Need to Know: June 18, 2019

Fresh useful insights for people advancing quality, innovative and sustainable journalism


You might have heard: “Deepfakes are coming. We can no longer believe what we see.” (New York Times)

But did you know: About three-quarters of Americans favor steps to restrict altered videos and images (Pew Research Center)

As concern over digitally altered videos and images — sometimes known as “deepfakes” — deepens, the majority of Americans (77%) say they would support restrictions on publishing and accessing them, a Pew survey found. About two-thirds (66%) say they at least sometimes come across altered videos and images that are intended to mislead, with 15% encountering them often. About half the people surveyed said they can recognize videos or images that have been altered, but the majority said the public shouldn’t be expected to. Overall, Americans place less responsibility on the public — and less faith in their own abilities — to recognize altered videos than they do with other forms of potentially inaccurate or misleading forms of information.

+ Earlier: How Reuters is training reporters to spot “deepfakes” (Digiday)

+ Noted: The Atlantic introduces a “daily idea” for smart speakers, a condensed, one-to two-minute read of an Atlantic story (Nieman Lab); BuzzFeed journalists staged a walkout Monday in push for union recognition (Bloomberg); Spotify now lets advertisers target podcast listeners (The Drum)


Surviving a grueling, long-term reporting effort (Global Investigative Journalism Network)

Tampa Bay Times reporters Kathleen McGrory and Neil Bedi were nearly tempted to give up a few times while reporting “Heartbroken,” a George Polk Award-winning story that exposed medical malpractice at the heart surgery unit at Johns Hopkins All Children’s Hospital in St. Petersburg, Fla. The story took nearly a year to report, and McGrory and Bedi constantly ran into dead ends. But the experience left them with a set of guidelines for surviving reporting projects that might seem insurmountable. Voicing concerns early and often turned out to be one of the most helpful parts of the process, says Bedi. “Concerns like these can fester if left unaddressed. But talking about them early will actually make stories and reporting stronger.” Bedi also encouraged reporters to “trust the process”: “If your concerns are voiced, the only thing left is to have faith in the reporting and editing process. Keep reporting, keep filing drafts and keep improving the story.”


Gender stereotypes banned in British advertising (New York Times)

The U.K.’s Advertising Standards Authority is now enforcing a ban on advertising that is seen as promoting gender stereotypes, which it says can “can lead to unequal gender outcomes in public and private aspects of people’s lives.” The government body has been known to crack down on ads that have portrayed “unhealthily thin” models and excessive airbrushing, and ads seen as objectifying women’s bodies.
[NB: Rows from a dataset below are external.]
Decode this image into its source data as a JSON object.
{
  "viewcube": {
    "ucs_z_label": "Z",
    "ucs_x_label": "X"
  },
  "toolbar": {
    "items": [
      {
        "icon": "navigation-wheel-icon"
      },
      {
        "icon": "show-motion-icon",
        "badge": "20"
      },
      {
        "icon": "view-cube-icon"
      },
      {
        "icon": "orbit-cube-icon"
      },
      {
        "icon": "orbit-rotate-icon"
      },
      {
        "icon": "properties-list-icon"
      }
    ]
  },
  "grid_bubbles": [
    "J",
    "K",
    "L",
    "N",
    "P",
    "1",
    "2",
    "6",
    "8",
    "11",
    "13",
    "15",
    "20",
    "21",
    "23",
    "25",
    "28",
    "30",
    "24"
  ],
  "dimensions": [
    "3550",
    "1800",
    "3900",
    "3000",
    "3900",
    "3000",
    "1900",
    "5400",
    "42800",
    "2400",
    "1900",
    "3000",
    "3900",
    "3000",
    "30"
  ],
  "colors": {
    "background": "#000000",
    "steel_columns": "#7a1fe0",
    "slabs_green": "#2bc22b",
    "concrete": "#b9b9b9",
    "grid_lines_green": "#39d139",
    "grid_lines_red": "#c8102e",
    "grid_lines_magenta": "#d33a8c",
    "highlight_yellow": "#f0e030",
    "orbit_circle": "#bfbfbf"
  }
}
With the new guidelines, Britain joins countries like Belgium, France, Finland, Greece, Norway, South Africa and India, which have laws or codes of varying degrees and age that prevent gender discrimination in ads. In the U.S., guidelines on stereotypes in advertising are only offered by the group that oversees ads that target children.

+ In Italy, Five Star Movement’s war on journalism is picking up pace (Columbia Journalism Review); Russia used social media to keep EU voters at home, report finds (The Verge)


Reddit and the problems of scale in large communities (One Man & His Blog)

How do you know when an online community you’re managing has become too big to support meaningful discussion? An increase in trolling and attention-grabbing stunts are indicators that the community might need some pruning, writes Adam Tinworth. Tech writer Tyler Sherer last month shared an idea that may seem too radical to all but the bravest moderators: unsubscribing a random selection of people, in the hopes that the most engaged and desirable contributors would make the effort to re-subscribe. While it might be a good way to clear out the chaff, you also run the risk of losing high-quality community members, which could cause your overall group to lose momentum. “There’s certainly an optimum size range, and one you stray out of it either way, you’ve got a management problem on your hands,” writes Tinworth.

+ Earlier: Goodbye “moderators,” hello “audience voice reporters”: Here’s how The Wall Street Journal is refocusing the comments to incentivize better behavior (Nieman Lab)


‘No male editor has ever accepted my pitches on abortion’ (Columbia Journalism Review)

In the wake of the near-total abortion ban recently adopted in Alabama, and the “heartbeat” bills just passed by a several other Southern states, media coverage of the issue has taken on a frenzied tone. But it’s too late for news stories to make a practical difference for the women affected by these laws, writes Meghan Winters. As a freelancer, Winters has been reporting on the anti-abortion movement since 2016. “The conversation on the ground was more extreme than I could have imagined,” she said — but she still struggled to find outlets willing to run her stories. While it’s impossible to peg any one reason for the rejections, Winters says they reflect a pattern: “so-called ‘women’s issues’ are often siloed or sidelined to publications for women readers — as if these issues are separate from the entirety of our politics, economy, and culture. That false division between a ‘women’s issue’ and all other issues means that it is difficult for any of us to have a complete picture of our national landscape.”

+ “Don’t bother replacing Sarah Sanders — as long as Trump occupies the Oval Office, the role of press secretary has no purpose” (Guardian)


Why do some people avoid news? Because they don’t trust us — or because they don’t think we add value to their lives? (Nieman Lab)

Nearly one-third (32%) of the world’s population actively avoids news, according to the Reuters Institute’s 2019 Digital News Report. That’s a 3% increase from 2017. In the U.S., it’s at 41%, up from 38% in 2017. In the 2017 data, the leading causes for Americans were “It can have a negative effect on my mood” (57 percent) and “I can’t rely on news to be true” (35 percent). In a Saturday post following up on the Reuters research, LinkedIn senior editor-at-large Isabelle Roughol asked readers whether they actively avoid the news. The responses she received are an eye-opening look at what people generally think of the news. “One comments section is obviously not a scientific sample,” writes Joshua Benton, who rounded up some of the responses, “but these are people who would probably be prime targets for a news organization wanting to expand its audience — and they’re not buying.”